For nearly two years, the fear of terrorism has motivated dramatic events, from airport security, the creation of the US Department of Homeland Security, even mobilizing an invasion of Iraq. As the United States has fortified its security against the reality of suicide terrorists, it seems that little has been paid to the “why” of such extreme hate and to the evil of terrorism.
The motivation of terrorists was the focus of a symposium chaired by Ali Banuazizi, Boston College, at the APS Annual Convention in Atlanta. The symposium, “September 11 and the Pursuit of Evil,” included presentations by Donald Taylor, McGill University; Charles Lindholm, Boston University; Linda Skitka, University of Illinois at Chicago; and Banuazizi. “Having people socialized or socially influenced to do extreme things is not that weird,” Taylor said.
Taylor’s presentation, “Knowing the Terrorist: The Psychology of Normative Influence,” examined the mentality of the September 11 terrorists. To understand the terrorists’ motivations, he said, requires looking beyond mere conformity to the broader concept of cultural and religious identification.
Drawing from his research on the cross-cultural experiences of English and French speakers in Quebec, Taylor made the case that cultural and religious identities are critical in understanding social behavior because such identities permeate nearly all aspects of everyday life. Popular thought suggests that these cultural and religious identities are formed largely through in-group norms, but Taylor takes issue with this notion.
“The fact is I think this is wrong,” Taylor said. “Current theorizing would suggest that there’s really nothing that out-groups can do about terrorism, that we have no role in what goes on in Al Qaeda. I would suggest we do.”
Taylor believes that terrorists’ perceptions of Westerners comprise a large portion of the their own cultural and religious identities. To gain a better understanding of what drives terrorist behavior, Taylor said, we should first look at our own behavior and how we, as a culture, may appear to others.
Lindholm emphasized the importance of culture in understanding terrorist behavior. In his presentation, “Charisma and the Construction of Evil,” Lindholm argued that research on charismatic leadership in various cultures sheds light on the thinking and motivation of terrorists. Drawing a parallel between tribal shamans and terrorist leaders, Lindholm said that both use charismatic techniques and gain influence in societies that become subjugated by more powerful cultural influences.
“Charismatics serve as nodal points for the mobilization of the marginalized,” Lindholm said. “In modern times, a history of colonialism, a strong sense of cultural alienation, and a desperate hope for the millennium” contribute to the tendency of charismatic groups towards acts of apocalyptic violence. “As long as these conditions prevail, we are unlikely to see an end to terrorism,” he said.
In addition to cultural considerations, attitudes may play an important role in understanding terrorism. Skitka used her research on attitudes toward moral issues in an attempt to explain terrorist behavior.

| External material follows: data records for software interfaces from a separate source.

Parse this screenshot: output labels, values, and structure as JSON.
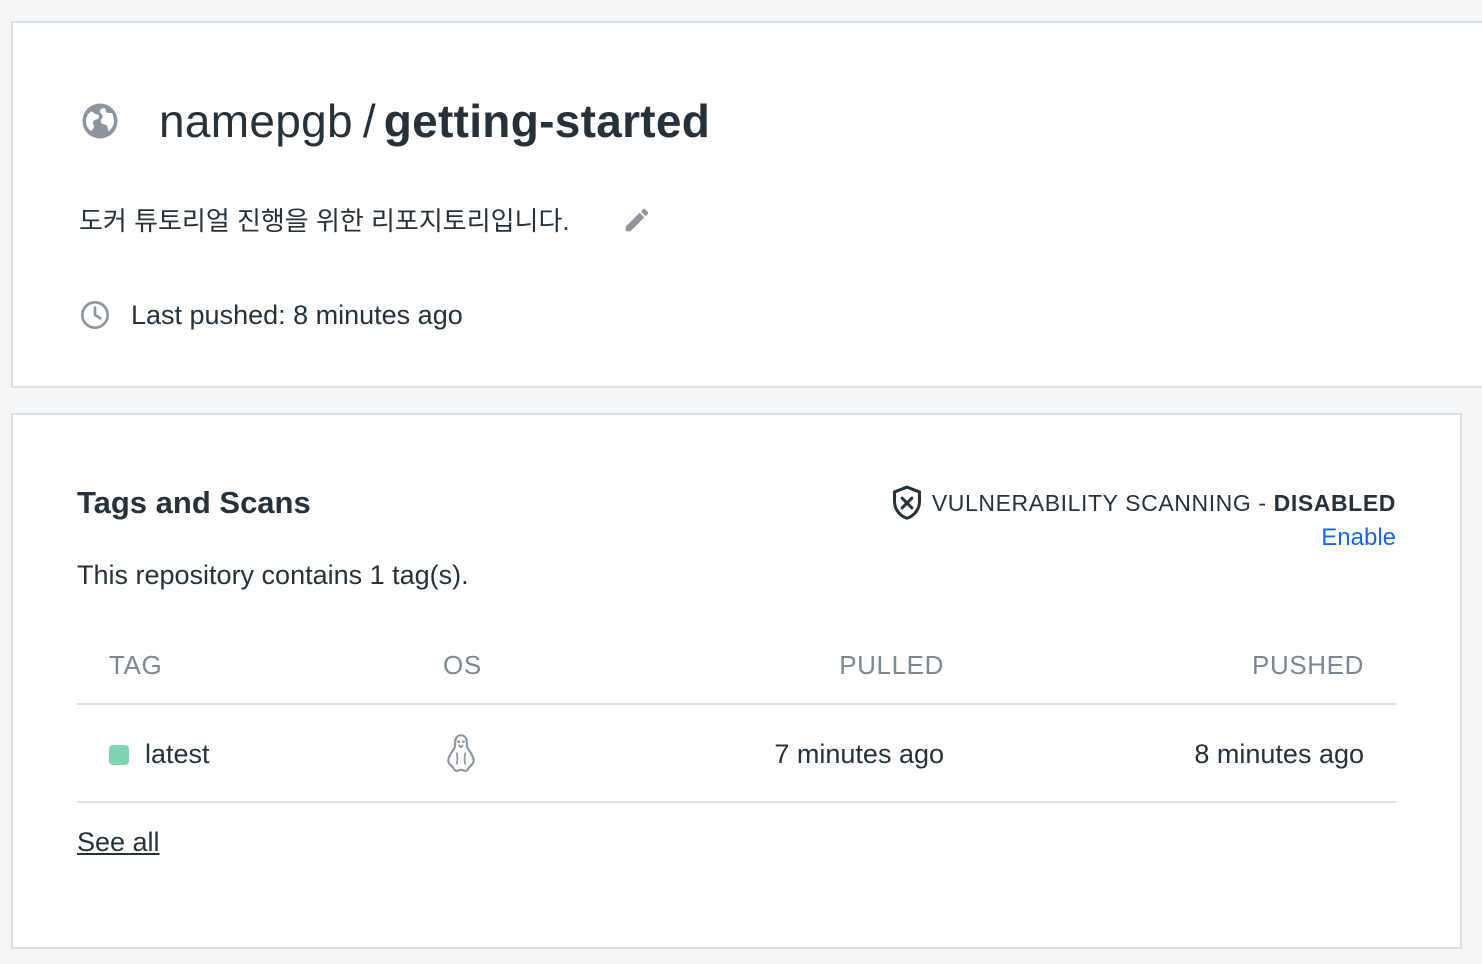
{
  "repo": {
    "namespace": "namepgb",
    "separator": "/",
    "name": "getting-started",
    "visibility_icon": "globe-icon",
    "description": "도커 튜토리얼 진행을 위한 리포지토리입니다.",
    "edit_icon": "pencil-icon",
    "last_pushed": "Last pushed: 8 minutes ago"
  },
  "tags": {
    "title": "Tags and Scans",
    "count_text": "This repository contains 1 tag(s).",
    "vuln_label": "VULNERABILITY SCANNING - ",
    "vuln_status": "DISABLED",
    "enable_label": "Enable",
    "columns": [
      "TAG",
      "OS",
      "PULLED",
      "PUSHED"
    ],
    "rows": [
      {
        "tag": "latest",
        "os_icon": "linux-icon",
        "pulled": "7 minutes ago",
        "pushed": "8 minutes ago",
        "status_color": "#7fd4b4"
      }
    ],
    "see_all_label": "See all"
  },
  "colors": {
    "accent_link": "#1d63ed",
    "text": "#27313a",
    "muted": "#7d8792",
    "border": "#dcdfe3"
  }
}
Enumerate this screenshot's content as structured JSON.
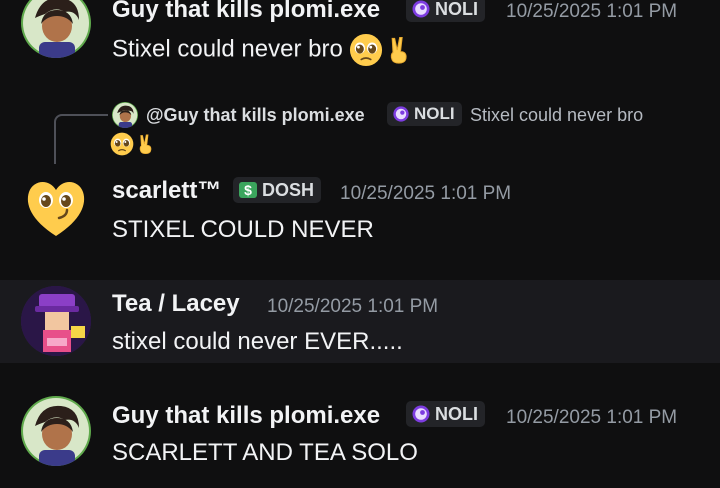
{
  "messages": [
    {
      "author": "Guy that kills plomi.exe",
      "tag": "NOLI",
      "timestamp": "10/25/2025 1:01 PM",
      "text": "Stixel could never bro"
    },
    {
      "reply": {
        "mention": "@Guy that kills plomi.exe",
        "tag": "NOLI",
        "text": "Stixel could never bro"
      },
      "author": "scarlett™",
      "tag": "DOSH",
      "timestamp": "10/25/2025 1:01 PM",
      "text": "STIXEL COULD NEVER"
    },
    {
      "author": "Tea / Lacey",
      "timestamp": "10/25/2025 1:01 PM",
      "text": "stixel could never EVER....."
    },
    {
      "author": "Guy that kills plomi.exe",
      "tag": "NOLI",
      "timestamp": "10/25/2025 1:01 PM",
      "text": "SCARLETT AND TEA SOLO"
    }
  ],
  "colors": {
    "background": "#0f0f10",
    "hover_row": "#1a1a1e",
    "noli_accent": "#9b59f5",
    "dosh_accent": "#2ecc71"
  },
  "icons": {
    "pleading_emoji": "pleading-face-icon",
    "victory_emoji": "victory-hand-icon",
    "noli_tag_icon": "purple-orb-icon",
    "dosh_tag_icon": "dollar-sign-icon"
  }
}
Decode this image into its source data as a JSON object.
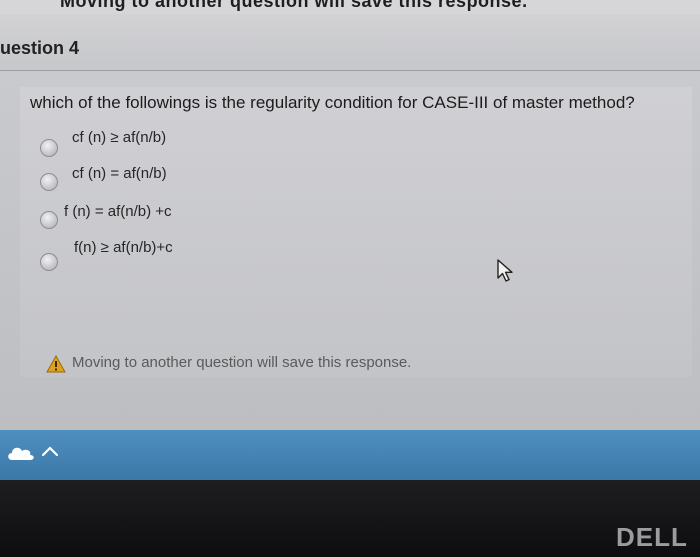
{
  "top_banner": {
    "text": "Moving to another question will save this response."
  },
  "question": {
    "title": "uestion 4",
    "prompt": "which of the followings is the regularity condition for CASE-III of master method?",
    "options": [
      {
        "label": "cf (n) ≥ af(n/b)"
      },
      {
        "label": "cf (n) = af(n/b)"
      },
      {
        "label": "f (n) = af(n/b) +c"
      },
      {
        "label": "f(n) ≥ af(n/b)+c"
      }
    ]
  },
  "notice": {
    "text": "Moving to another question will save this response."
  },
  "bezel": {
    "logo": "DELL"
  },
  "icons": {
    "cursor": "mouse-pointer-icon",
    "warning": "warning-icon",
    "taskbar": "cloud-icon",
    "chevron": "chevron-up-icon"
  },
  "colors": {
    "taskbar": "#4a88b8",
    "background": "#c9cacd",
    "bezel": "#141416"
  }
}
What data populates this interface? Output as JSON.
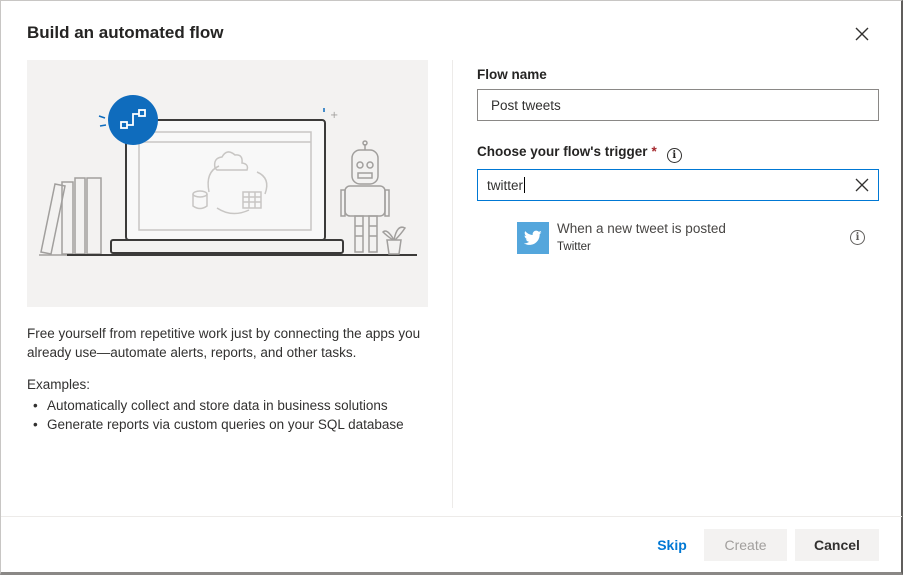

Citing several studies she conducted on situations involving controversial ethical issues, such as the Elián Gonzalez case, Skitka made it clear that when people hold strong moral attitudes, they feel that the outcome they desire is justified by almost any behavior.
“Some theorists have argued that people have to engage in moral disengagement in order to commit atrocities,” she said. “I would argue that instead, people are heavily engaged in moral engagement to justify these atrocities.”
According to Banuazizi, there may be misconceptions about the nature of terrorists’ behavior. He said that as a nation, we are trying to cope with the effects of terrorism by labeling things we don’t understand as evil-“as evil individuals, as an axis of evil, as evildoers, as an evil nation, and even as an evil religion.”
Situational explanations for extreme behavior are no longer sufficient Banuazizi said, arguing that psychologists should examine wider social forces to gain a richer understanding of radical behavior.
There is still much to learn, especially from the perspective of the terrorist. “We have much to learn about suicide terrorists from basic social psychological processes which, of course, we’ve pretty much conducted only in our ivory towers,” Taylor said.